Material Guide for Metals


Metal is a highly versatile material, used for making casters, frames, hardware, and other support systems for furniture. There’s also furniture fully made up of metal such as benches, beds, chairs, etc. All metals have inherent quality of being durable and sturdy, however some metals are preferred over others. Below is a list of metals commonly used for furniture and hardware production.

  • Stainless steel: It is defined as a steel alloy with a minimum of 11.5 percent chromium content. Stainless steel does not stain, corrode or rust as easily as ordinary steel. There are different grades and surface finishes of stainless steel to suit the environment to which the material will be subjected in its lifetime.

    Grades of stainless steel: There are over 150 grades of stainless steel, of which 15 are most commonly used. Stainless steels are engineering materials with good corrosion- resistance, strength and fabrication characteristics. They can readily meet a wide range of design criteria, including load, service life and low maintenance. Selecting the proper stainless steel grades involves weighing four qualities in the following order of importance:

    1. Corrosion or Heat Resistance, the primary reason for specifying stainless.

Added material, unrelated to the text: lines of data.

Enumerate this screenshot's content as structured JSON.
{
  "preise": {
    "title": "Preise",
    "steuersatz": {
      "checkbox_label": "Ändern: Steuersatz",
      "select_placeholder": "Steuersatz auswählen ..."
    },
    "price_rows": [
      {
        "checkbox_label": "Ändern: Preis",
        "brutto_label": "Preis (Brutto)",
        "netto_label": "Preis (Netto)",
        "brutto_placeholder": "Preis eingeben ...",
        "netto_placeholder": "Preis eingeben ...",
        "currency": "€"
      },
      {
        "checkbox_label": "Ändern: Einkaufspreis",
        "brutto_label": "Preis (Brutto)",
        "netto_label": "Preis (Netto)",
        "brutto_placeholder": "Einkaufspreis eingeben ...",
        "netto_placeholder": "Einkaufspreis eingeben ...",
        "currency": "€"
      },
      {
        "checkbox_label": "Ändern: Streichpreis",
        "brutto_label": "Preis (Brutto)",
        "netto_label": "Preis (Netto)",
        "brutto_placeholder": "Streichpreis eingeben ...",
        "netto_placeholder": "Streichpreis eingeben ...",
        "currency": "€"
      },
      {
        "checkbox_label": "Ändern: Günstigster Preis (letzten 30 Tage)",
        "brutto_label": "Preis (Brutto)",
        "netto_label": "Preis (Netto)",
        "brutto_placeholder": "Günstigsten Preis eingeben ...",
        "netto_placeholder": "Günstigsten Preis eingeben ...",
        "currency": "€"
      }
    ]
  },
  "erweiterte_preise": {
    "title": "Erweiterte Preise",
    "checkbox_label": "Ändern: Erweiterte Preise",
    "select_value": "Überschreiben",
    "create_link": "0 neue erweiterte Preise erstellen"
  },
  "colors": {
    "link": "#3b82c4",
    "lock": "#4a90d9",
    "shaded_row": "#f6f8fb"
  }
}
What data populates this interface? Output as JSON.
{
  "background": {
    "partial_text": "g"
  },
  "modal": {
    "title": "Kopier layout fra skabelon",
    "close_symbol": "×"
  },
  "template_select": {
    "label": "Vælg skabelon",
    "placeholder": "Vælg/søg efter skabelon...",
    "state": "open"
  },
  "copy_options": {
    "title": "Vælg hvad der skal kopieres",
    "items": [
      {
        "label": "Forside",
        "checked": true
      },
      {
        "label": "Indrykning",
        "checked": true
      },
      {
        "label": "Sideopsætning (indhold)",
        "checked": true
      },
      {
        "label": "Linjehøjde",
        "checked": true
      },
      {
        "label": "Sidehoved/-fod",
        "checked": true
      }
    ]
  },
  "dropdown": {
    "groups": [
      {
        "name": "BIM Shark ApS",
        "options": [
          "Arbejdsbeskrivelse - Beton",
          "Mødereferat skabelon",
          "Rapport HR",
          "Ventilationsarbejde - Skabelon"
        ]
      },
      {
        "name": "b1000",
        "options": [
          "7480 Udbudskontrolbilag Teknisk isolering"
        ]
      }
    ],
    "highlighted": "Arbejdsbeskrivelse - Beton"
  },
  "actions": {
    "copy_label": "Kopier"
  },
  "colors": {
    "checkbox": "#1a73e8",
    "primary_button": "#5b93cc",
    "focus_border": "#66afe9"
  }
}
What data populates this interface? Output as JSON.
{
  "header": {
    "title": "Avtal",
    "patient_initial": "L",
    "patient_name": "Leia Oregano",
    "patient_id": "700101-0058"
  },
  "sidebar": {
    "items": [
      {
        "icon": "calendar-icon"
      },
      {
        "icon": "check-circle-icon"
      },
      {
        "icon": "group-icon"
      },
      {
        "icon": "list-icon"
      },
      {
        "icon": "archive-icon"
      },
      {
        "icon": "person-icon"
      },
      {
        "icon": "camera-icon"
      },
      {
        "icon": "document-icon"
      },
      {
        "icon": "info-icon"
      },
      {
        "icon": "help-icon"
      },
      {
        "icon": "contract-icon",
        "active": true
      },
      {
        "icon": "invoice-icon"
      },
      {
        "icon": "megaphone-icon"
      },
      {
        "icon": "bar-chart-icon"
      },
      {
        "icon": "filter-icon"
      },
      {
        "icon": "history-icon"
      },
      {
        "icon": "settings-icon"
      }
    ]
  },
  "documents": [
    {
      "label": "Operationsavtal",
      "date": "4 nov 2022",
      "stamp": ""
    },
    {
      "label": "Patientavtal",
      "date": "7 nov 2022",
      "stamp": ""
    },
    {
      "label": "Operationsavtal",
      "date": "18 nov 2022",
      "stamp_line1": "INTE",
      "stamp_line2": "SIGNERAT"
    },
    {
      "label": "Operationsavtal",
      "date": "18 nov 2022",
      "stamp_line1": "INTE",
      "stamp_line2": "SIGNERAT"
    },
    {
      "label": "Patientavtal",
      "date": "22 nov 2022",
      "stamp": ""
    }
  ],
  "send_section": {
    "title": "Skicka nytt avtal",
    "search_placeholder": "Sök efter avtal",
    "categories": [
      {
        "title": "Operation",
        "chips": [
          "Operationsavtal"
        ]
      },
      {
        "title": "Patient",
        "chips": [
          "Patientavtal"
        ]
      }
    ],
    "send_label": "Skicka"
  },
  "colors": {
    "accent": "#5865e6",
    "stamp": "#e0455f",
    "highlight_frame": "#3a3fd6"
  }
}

The specifier needs to know the nature of the environment and the degree of corrosion or heat resistance required.
    2. Mechanical Properties, particularly strength at room, elevated or low temperature. The combination of corrosion resistance and strength is the basis for selection.
    3. Fabrication Operations and how the product will be made (e.g., forging, machining, forming, welding, stamping, roll forming, four-slide operations).
    4. Total Cost, including material and production costs and considering the cumulative savings of a maintenance-free product with longevity.

  • Mild steels: Carbon steel is sometimes referred to as ‘mild steel’ or ‘plain carbon steel’. Mild steel makes up the largest part of steel production and is used in a vast range of applications. Typically carbon steels are stiff and strong. Some form of protective coating is used so that it doesn’t rust if used in a corrosive environment.

    Stainless steel v/s mild steel: Stainless Steel is less malleable and harder than mild steel. Mild steel is less brittle than steel. Stainless Steel is more resistant to corrosion. Mild steel can be further strengthened through the addition of carbon. The basic difference is that s/s has very little carbon and is alloyed with chromium, nickel, molybdenum and other elements to improve its mechanical and chemical properties.

  • Brass: It is a metal alloy made of copper and zinc; the proportions of zinc and copper can be varied to create a range of brasses with varying properties. Brass is used for decoration for its bright gold-like appearance. Since it has gold like appearance it would be a royal choice if used as a material for furniture. It provides high workability (historically with hand tools) and durability. We use the so-called dezincification resistant (DZR or DR) brasses, sometimes referred to as CR (corrosion resistant) brasses to avoid corrosion risk; also it does not affect the look or quality if water is kept in contact of it.

  • Bronze: It is an alloy consisting primarily of copper, commonly with about 12 percent tin and often with the addition of other metals and sometimes non-metals or metalloids such as arsenic, phosphorus or silicon. Bronze is far more resilient to everyday wear and tear which is one of the main reasons that it is the number one choice for many customers. Another advantage is that this type of furniture is pet resistant because they cannot scratch or damage the furniture, making it practically indestructible by common household pets.